Bummer Points: My TBR pile has been so stacked up lately, that I had to read Sherry’s book in big gulps, more like a novel. I think the wisdom would seep out more if a reader could read one of two of her adventures, put it down, and come back the next time they needed a laugh.

Word Nerd Recommendation: If your reading soul needs some chicken soup without the schmaltz, this is the book for you. Sherry really is funny and her willingness to be honestly self-deprecating is refreshing… because she finds the places she learns. Sure, she might get lost on a Segway in Italy, but she also triumphs and successfully figures out how to navigate herself back to safety. It’s the fact that she wins (mostly) that makes the book so rewarding to read.

 

Book Banter: Broken Harbor

Broken-HarborTitle: Broken Harbor (Dublin Murder Squad #4)

Author: Tana French

Genre: mystery

Length: 450 pages

Where Bethany’s Copy Came From: IndyPL

Plot Basics: Detective Mick “Scorcher” Kennedy has a brilliant solve-rate, always playing by the book (save for the fracas in “Faithful Place.”) He and his new young partner, Richie Curran, get the call about a brutal, apparent murder-suicide of two children and their parents in the town of Broken Harbor, a place that’s burned into Scorcher’s memory for past reasons. The case should have been open-and-shut, but as Scorcher and Richie look into it the case gets strange — a deleted computer records, weird holes in the walls of the victims’ house and Scorcher and Richie soon find the case isn’t what they thought.

Banter Points: Tana French delivers again. Each one of these books keeps delivering a great story, even though the formula is set now. I was telling a friend about these — how you know that the lead detective will do something career-ending through the investigation — but how compelling it is anyway.

Bummer Points: As much as I love these books, they are kind of emotionally exhausting. After I finished this one, I turned to my husband and said, “let’s watch something nice now” because I needed a palate-cleanser. Watching people make humungo mistakes (especially when that is one of my great fears in life) is hard. Cathartic because it was them and not me, but hard.

Word Nerd Recommendation: This series is great, but you might need some space in between each. Past books are reference, but you don’t have to read them in order to know what’s happening.

Book Banter — Afterlife

afterlifeTitle: Afterlife

Author: Marcus Sakey

Genre: suspense/sci-fi

Length: 320 pages

Where Bethany’s copy came from: ARC from NetGalley; releases on July 18.

Plot Basics: FBI agent Will Brody has found the woman of his dream, his boss, Claire McCoy. But they are caught up in a manhunt for a sniper who’s terrorizing Chicago.

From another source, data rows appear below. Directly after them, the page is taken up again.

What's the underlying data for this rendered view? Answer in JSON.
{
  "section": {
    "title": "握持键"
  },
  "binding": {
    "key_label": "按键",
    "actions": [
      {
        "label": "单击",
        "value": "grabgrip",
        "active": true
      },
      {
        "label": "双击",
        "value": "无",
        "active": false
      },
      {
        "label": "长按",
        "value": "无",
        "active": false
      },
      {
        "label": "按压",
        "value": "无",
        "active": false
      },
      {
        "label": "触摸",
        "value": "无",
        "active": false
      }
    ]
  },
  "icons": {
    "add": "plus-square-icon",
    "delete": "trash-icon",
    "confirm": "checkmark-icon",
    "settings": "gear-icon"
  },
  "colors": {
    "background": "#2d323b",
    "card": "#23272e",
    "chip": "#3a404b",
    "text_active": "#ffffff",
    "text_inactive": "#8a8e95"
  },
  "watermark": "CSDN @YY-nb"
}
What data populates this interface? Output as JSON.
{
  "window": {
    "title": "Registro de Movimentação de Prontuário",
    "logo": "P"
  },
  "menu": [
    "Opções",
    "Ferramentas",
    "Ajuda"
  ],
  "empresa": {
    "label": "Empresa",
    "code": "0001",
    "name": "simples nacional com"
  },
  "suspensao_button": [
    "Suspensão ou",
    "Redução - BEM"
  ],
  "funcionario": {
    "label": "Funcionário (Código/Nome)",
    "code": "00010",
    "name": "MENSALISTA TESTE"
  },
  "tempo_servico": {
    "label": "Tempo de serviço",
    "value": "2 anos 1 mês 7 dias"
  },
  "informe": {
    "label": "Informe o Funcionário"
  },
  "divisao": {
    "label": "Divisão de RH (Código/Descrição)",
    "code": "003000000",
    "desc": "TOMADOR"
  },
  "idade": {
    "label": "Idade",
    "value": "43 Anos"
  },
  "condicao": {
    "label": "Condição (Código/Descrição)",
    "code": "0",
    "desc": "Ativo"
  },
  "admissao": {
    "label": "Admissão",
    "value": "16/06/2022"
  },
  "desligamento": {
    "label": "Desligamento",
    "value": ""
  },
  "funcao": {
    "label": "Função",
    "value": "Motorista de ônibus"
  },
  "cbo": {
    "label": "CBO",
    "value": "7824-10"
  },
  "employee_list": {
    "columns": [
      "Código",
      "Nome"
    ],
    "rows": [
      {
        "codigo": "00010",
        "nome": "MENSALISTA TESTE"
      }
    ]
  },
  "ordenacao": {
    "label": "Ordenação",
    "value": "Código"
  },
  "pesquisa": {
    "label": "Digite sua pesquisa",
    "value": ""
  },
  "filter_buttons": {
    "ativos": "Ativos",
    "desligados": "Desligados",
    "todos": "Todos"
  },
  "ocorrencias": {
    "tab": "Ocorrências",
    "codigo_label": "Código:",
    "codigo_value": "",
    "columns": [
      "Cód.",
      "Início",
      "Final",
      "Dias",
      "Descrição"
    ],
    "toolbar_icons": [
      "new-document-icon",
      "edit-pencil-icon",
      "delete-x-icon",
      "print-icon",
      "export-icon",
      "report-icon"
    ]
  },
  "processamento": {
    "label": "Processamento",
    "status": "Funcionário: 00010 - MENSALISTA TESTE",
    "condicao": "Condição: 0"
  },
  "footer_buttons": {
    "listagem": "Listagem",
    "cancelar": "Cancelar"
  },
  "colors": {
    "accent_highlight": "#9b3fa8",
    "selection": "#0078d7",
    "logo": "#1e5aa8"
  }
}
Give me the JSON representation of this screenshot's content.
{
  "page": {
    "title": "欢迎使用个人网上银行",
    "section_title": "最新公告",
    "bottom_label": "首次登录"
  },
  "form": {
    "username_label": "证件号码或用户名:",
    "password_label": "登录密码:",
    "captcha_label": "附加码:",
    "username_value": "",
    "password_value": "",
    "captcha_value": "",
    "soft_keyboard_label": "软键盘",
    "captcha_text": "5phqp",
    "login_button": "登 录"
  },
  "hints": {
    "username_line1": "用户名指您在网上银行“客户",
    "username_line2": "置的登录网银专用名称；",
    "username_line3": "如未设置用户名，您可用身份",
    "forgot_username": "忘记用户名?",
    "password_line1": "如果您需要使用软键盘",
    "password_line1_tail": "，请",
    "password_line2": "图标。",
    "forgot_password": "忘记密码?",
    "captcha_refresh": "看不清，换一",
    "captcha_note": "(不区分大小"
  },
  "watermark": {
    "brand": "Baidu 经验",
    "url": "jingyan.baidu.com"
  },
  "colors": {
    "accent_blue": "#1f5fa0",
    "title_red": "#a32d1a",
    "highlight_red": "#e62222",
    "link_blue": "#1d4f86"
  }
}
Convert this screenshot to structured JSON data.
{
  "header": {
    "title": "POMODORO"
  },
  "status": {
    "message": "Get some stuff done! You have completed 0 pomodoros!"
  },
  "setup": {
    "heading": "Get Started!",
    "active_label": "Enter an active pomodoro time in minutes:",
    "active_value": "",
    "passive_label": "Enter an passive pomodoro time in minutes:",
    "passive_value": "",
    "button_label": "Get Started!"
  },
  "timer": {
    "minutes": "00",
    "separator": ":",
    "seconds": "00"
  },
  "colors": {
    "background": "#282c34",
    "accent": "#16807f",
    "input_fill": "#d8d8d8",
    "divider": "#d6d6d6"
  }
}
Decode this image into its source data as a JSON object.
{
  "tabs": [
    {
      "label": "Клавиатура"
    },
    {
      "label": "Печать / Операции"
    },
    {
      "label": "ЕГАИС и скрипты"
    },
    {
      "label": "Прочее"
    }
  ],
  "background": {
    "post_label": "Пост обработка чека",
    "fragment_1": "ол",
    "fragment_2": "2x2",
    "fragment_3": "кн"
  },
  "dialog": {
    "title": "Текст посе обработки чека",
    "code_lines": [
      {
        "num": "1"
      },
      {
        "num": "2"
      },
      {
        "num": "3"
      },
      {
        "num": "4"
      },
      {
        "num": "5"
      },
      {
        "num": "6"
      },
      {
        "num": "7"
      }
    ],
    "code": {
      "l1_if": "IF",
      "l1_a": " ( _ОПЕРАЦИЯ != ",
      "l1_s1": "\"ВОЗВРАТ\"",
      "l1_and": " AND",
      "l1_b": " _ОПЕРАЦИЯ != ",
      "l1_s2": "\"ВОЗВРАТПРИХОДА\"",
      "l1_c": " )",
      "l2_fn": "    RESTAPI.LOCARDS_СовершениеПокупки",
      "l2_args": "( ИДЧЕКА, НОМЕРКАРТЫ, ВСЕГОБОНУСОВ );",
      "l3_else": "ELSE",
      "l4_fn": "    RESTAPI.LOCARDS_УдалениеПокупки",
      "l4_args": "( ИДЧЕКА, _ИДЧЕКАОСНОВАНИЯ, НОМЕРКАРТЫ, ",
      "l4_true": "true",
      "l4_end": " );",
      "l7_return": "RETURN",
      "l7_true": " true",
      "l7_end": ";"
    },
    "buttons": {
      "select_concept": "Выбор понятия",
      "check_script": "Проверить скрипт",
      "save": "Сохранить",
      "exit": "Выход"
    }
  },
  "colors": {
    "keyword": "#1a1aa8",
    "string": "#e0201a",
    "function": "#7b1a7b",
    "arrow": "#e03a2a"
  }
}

But when Will gets caught in a bomb blast, he wakes up, in an alternate Chicago, utterly alone. Or so he thinks, until he finds others in the echo. The manhunt spans life and death and not even that will stop Will from reuniting with Claire.

Banter Points: I thoroughly enjoyed this book. While I tagged it as suspense/sci-fi, it’s really a love story (sort of like Passengers, in that regard). Yes, it’s set in a cop-plot with crazy, big worlds and elder gods, but ultimately, the story is about how far Will and Claire will go to be with each other.

Sakey mentioned in his afterward that he kicked this idea around for years. I’m glad he did. This plot in the hands of a younger writer — even a younger Sakey — would probably have come off as corny as heck. Sakey’s always had suspense chops, but in the last few years as evidenced in his Brilliance trilogy, he’s developed a finer emotional edge that makes a story like this work.

Bummer Points: Certain readers will not be able to handle the theology of this book. For me, it was still an enjoyable read even if it didn’t align at all with what I believe happens after death. For potential readers with strong views about Heaven/Hell, this isn’t the book for them.

Word Nerd Recommendation: If you haven’t read any of Sakey’s work, this is a fine place to start. Afterlife is going to be a movie, but like with most adaptations, it’s probably best to do the book first.